Ottawa defenseman Chris Campoli, from the left point, sent the puck on what is normally a routine trip around the boards and behind the net. Penguins goaltender Marc-Andre Fleury went behind the net to make what he expected to be another routine play on the puck.
Letang and his defense partner, Mark Eaton, headed toward the corners in anticipation of getting a feed from Fleury.
This time, though, the puck hit something in the left corner and sharply changed direction. It kicked out to the front of the net.
Senators center Chris Kelly was in position to rush in with just a few strides -- with Eaton, Letang and Fleury scrambling madly to get into some sort of spot to prevent a goal -- and swiped the puck into the net to give Ottawa a 3-1 lead 1:20 into the third period.
Fleury first played in Mellon Arena in 2003-04. He had not seen anything like that at the Igloo.
"Never," he said. "I've been playing here for a while, and I don't think I've ever seen the puck come back like that.
"It happened. They got a goal."
Not one that was expected by either side when the seemingly innocent dump-in play started.
"It was kind of surprising the puck was even there," Kelly said. "I kept waiting for a whistle or something. That play happens 20 or 30 times a game and normally goes all the way around the boards."
The Penguins will break in new boards beginning next season when they move across the street to shiny Consol Energy Center.

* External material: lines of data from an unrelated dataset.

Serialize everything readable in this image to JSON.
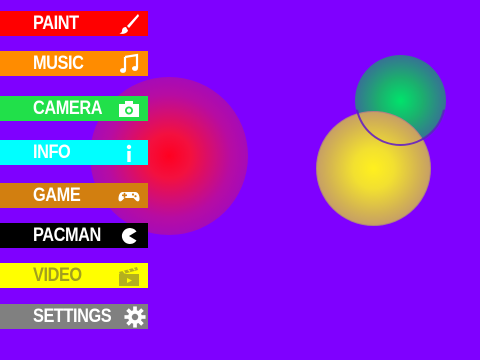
{
  "colors": {
    "background": "#7f00ff",
    "paint": "#ff0000",
    "music": "#ff8c00",
    "camera": "#21e04a",
    "info": "#00ffff",
    "game": "#d27f10",
    "pacman": "#000000",
    "video": "#ffff00",
    "settings": "#808080",
    "label_text": "#ffffff",
    "video_label_text": "#a29f1e"
  },
  "menu": {
    "items": [
      {
        "label": "PAINT",
        "icon": "paintbrush-icon",
        "color": "#ff0000"
      },
      {
        "label": "MUSIC",
        "icon": "music-note-icon",
        "color": "#ff8c00"
      },
      {
        "label": "CAMERA",
        "icon": "camera-icon",
        "color": "#21e04a"
      },
      {
        "label": "INFO",
        "icon": "info-icon",
        "color": "#00ffff"
      },
      {
        "label": "GAME",
        "icon": "gamepad-icon",
        "color": "#d27f10"
      },
      {
        "label": "PACMAN",
        "icon": "pacman-icon",
        "color": "#000000"
      },
      {
        "label": "VIDEO",
        "icon": "clapperboard-icon",
        "color": "#ffff00"
      },
      {
        "label": "SETTINGS",
        "icon": "gear-icon",
        "color": "#808080"
      }
    ]
  },
  "orbs": {
    "red": "#ff0020",
    "green": "#00e36b",
    "yellow": "#fff01e"
  }
}
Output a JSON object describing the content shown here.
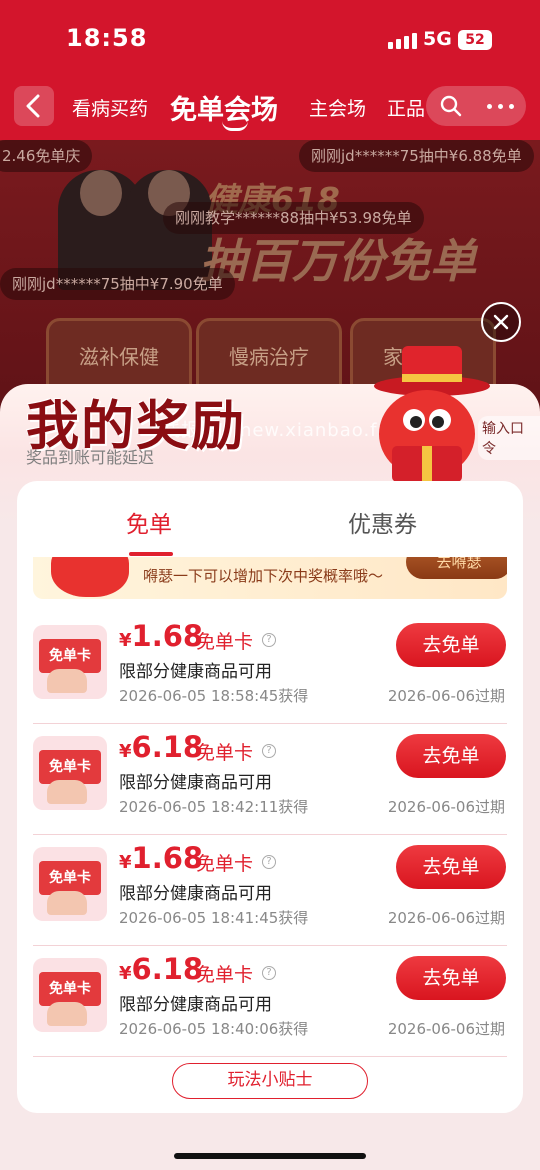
{
  "status": {
    "time": "18:58",
    "network": "5G",
    "battery": "52"
  },
  "nav": {
    "tabs": [
      {
        "label": "看病买药"
      },
      {
        "label": "免单会场"
      },
      {
        "label": "主会场"
      },
      {
        "label": "正品"
      }
    ]
  },
  "banner": {
    "title1": "健康618",
    "title2": "抽百万份免单",
    "tickers": [
      "2.46免单庆",
      "刚刚jd******75抽中¥6.88免单",
      "刚刚教学******88抽中¥53.98免单",
      "刚刚jd******75抽中¥7.90免单"
    ],
    "categories": [
      "滋补保健",
      "慢病治疗",
      "家有神单"
    ]
  },
  "modal": {
    "title": "我的奖励",
    "subtitle": "奖品到账可能延迟",
    "watermark": "线报酷 - new.xianbao.fun",
    "code_tag": "输入口令",
    "tabs": [
      {
        "label": "免单",
        "active": true
      },
      {
        "label": "优惠券",
        "active": false
      }
    ],
    "hint": {
      "text": "嘚瑟一下可以增加下次中奖概率哦～",
      "button": "去嘚瑟"
    },
    "coupon_image_label": "免单卡",
    "rewards": [
      {
        "currency": "¥",
        "amount": "1.68",
        "type": "免单卡",
        "desc": "限部分健康商品可用",
        "obtained": "2026-06-05 18:58:45获得",
        "action": "去免单",
        "expire": "2026-06-06过期"
      },
      {
        "currency": "¥",
        "amount": "6.18",
        "type": "免单卡",
        "desc": "限部分健康商品可用",
        "obtained": "2026-06-05 18:42:11获得",
        "action": "去免单",
        "expire": "2026-06-06过期"
      },
      {
        "currency": "¥",
        "amount": "1.68",
        "type": "免单卡",
        "desc": "限部分健康商品可用",
        "obtained": "2026-06-05 18:41:45获得",
        "action": "去免单",
        "expire": "2026-06-06过期"
      },
      {
        "currency": "¥",
        "amount": "6.18",
        "type": "免单卡",
        "desc": "限部分健康商品可用",
        "obtained": "2026-06-05 18:40:06获得",
        "action": "去免单",
        "expire": "2026-06-06过期"
      }
    ],
    "tips_button": "玩法小贴士"
  },
  "colors": {
    "brand": "#d3152c",
    "accent": "#e0202e",
    "title": "#8a0d12"
  },
  "icons": [
    "back-icon",
    "search-icon",
    "more-icon",
    "close-icon",
    "info-icon"
  ]
}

Kelly's goal was the first of three two-goal leads for Ottawa, and the Penguins never got closer than one after that.
Penguins coach Dan Bylsma said there were a couple of other Senators goals Fleury most likely second-guessed himself on, but he absolved him of much fault on the Kelly goal.

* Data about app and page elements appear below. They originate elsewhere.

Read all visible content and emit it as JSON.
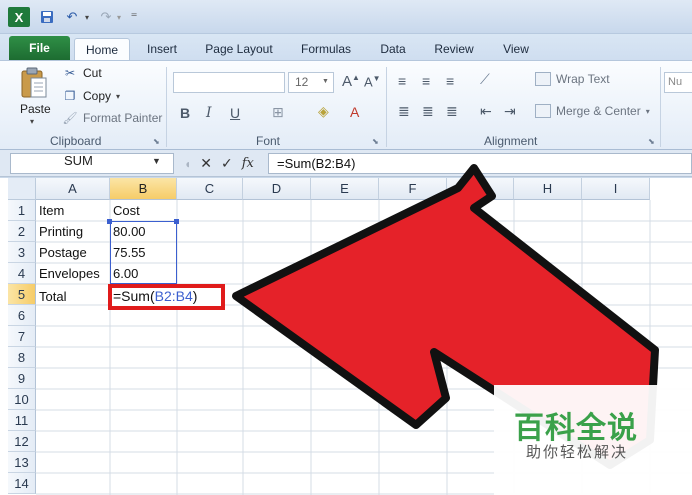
{
  "quick_access": {
    "logo_letter": "X",
    "save_icon": "save-icon",
    "undo_icon": "undo-icon",
    "redo_icon": "redo-icon",
    "dropdown_glyph": "▾",
    "customize_glyph": "⁼"
  },
  "tabs": [
    {
      "label": "File"
    },
    {
      "label": "Home"
    },
    {
      "label": "Insert"
    },
    {
      "label": "Page Layout"
    },
    {
      "label": "Formulas"
    },
    {
      "label": "Data"
    },
    {
      "label": "Review"
    },
    {
      "label": "View"
    }
  ],
  "clipboard": {
    "paste_label": "Paste",
    "cut_label": "Cut",
    "copy_label": "Copy",
    "copy_dropdown": "▾",
    "format_painter_label": "Format Painter",
    "group_label": "Clipboard"
  },
  "font": {
    "name": "",
    "size": "12",
    "group_label": "Font"
  },
  "alignment": {
    "wrap_text_label": "Wrap Text",
    "merge_center_label": "Merge & Center",
    "group_label": "Alignment"
  },
  "number": {
    "format_partial": "Nu"
  },
  "formula_bar": {
    "name_box": "SUM",
    "cancel_glyph": "✕",
    "enter_glyph": "✓",
    "fx_label": "fx",
    "formula": "=Sum(B2:B4)"
  },
  "sheet": {
    "columns": [
      "A",
      "B",
      "C",
      "D",
      "E",
      "F",
      "G",
      "H",
      "I"
    ],
    "rows": [
      "1",
      "2",
      "3",
      "4",
      "5",
      "6",
      "7",
      "8",
      "9",
      "10",
      "11",
      "12",
      "13",
      "14"
    ],
    "cells": {
      "A1": "Item",
      "B1": "Cost",
      "A2": "Printing",
      "B2": "80.00",
      "A3": "Postage",
      "B3": "75.55",
      "A4": "Envelopes",
      "B4": "6.00",
      "A5": "Total"
    },
    "active_cell": {
      "prefix": "=Sum(",
      "ref": "B2:B4",
      "suffix": ")"
    },
    "selected_column": "B",
    "selected_row": "5",
    "colors": {
      "range_border": "#3b5fcf",
      "highlight_box": "#e01b1b",
      "arrow_fill": "#e52229",
      "arrow_stroke": "#111111"
    }
  },
  "watermark": {
    "title": "百科全说",
    "subtitle": "助你轻松解决"
  }
}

"Usually the boards are pretty good," Letang said. "It was not a rim [around the top edge of the boards]. It was more of a shot, just a bad bounce.
"It happens in other buildings."
Detroit, in particular. Facing the Red Wings in the Stanley Cup final the past two years, Fleury and the Penguins have talked about being prepared for odd bounces off the lively boards.
The Red Wings never said the same about Mellon Arena.
Penguins captain Sidney Crosby, a stickler for the details of the game, was as surprised as anyone to see the rogue ricochet. He hadn't seen that on home ice.
"Not that specific bounce," Crosby said. "That's tough. [Fleury's] probably never seen that before, and he's played in here for a long time.
"You're always learning, and I'm sure both goalies will be aware of that now with dump-ins," Crosby said.